Experts have warned that there is a growing culture among teenagers in Japan to hide their faces behind white medical masks.
The disposable facemasks are a favourite among Japanese commuters and office workers, who wear them to help prevent the spreading of flu germs, especially during the winter.
But now teenagers are seen wearing the cotton masks, some from the moment they awake until they go to bed, sparking concerns that they are using them in order to retreat from society.
Yohei Harada, an analyst specialising in youth trends at Hakuhodo Inc, the advertising agency, said there is an increase in the number of wearers.
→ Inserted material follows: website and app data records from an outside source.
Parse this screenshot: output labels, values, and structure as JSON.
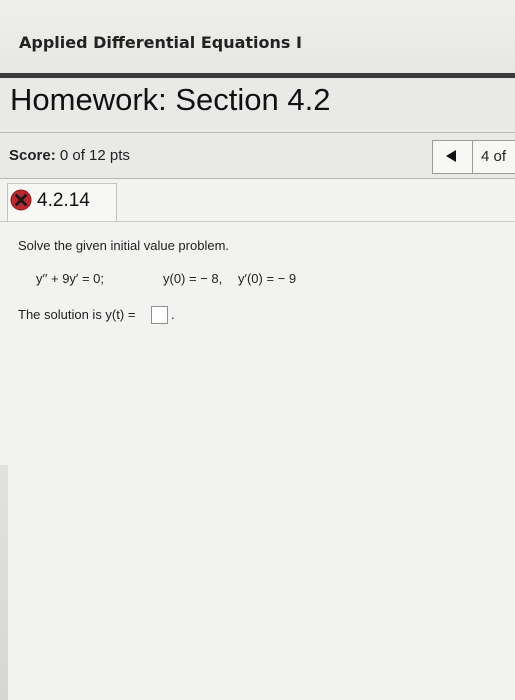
{
  "course": {
    "title": "Applied Differential Equations I"
  },
  "homework": {
    "title": "Homework: Section 4.2"
  },
  "score": {
    "label": "Score:",
    "value": "0 of 12 pts"
  },
  "navigation": {
    "prev_icon": "triangle-left-icon",
    "question_count": "4 of"
  },
  "problem": {
    "status_icon": "red-x-circle-icon",
    "number": "4.2.14",
    "instruction": "Solve the given initial value problem.",
    "equation": "y′′ + 9y′ = 0;",
    "initial_condition_1": "y(0) = − 8,",
    "initial_condition_2": "y′(0) = − 9",
    "solution_prompt": "The solution is y(t) =",
    "answer_value": "",
    "answer_suffix": "."
  },
  "colors": {
    "incorrect": "#c0262d",
    "header_rule": "#3a3a3a",
    "panel": "#f2f2f0"
  }
}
"A few years ago, very few teenagers wore masks. But many wear them today and the numbers are increasingly very rapidly," the Telegraph quoted Harada as saying.
"The reason is that these teenagers are looking for something to hide behind.
"They are constantly having to communicate with friends via SMS and emails and this is making them so tired that it is a relief to wear a masks. It is a way to hide their feelings," Harada stated.
The climate of political flux, economic instability and the absence of jobs for life in Japan are further factors believed to be fuelling social insecurities among teenagers.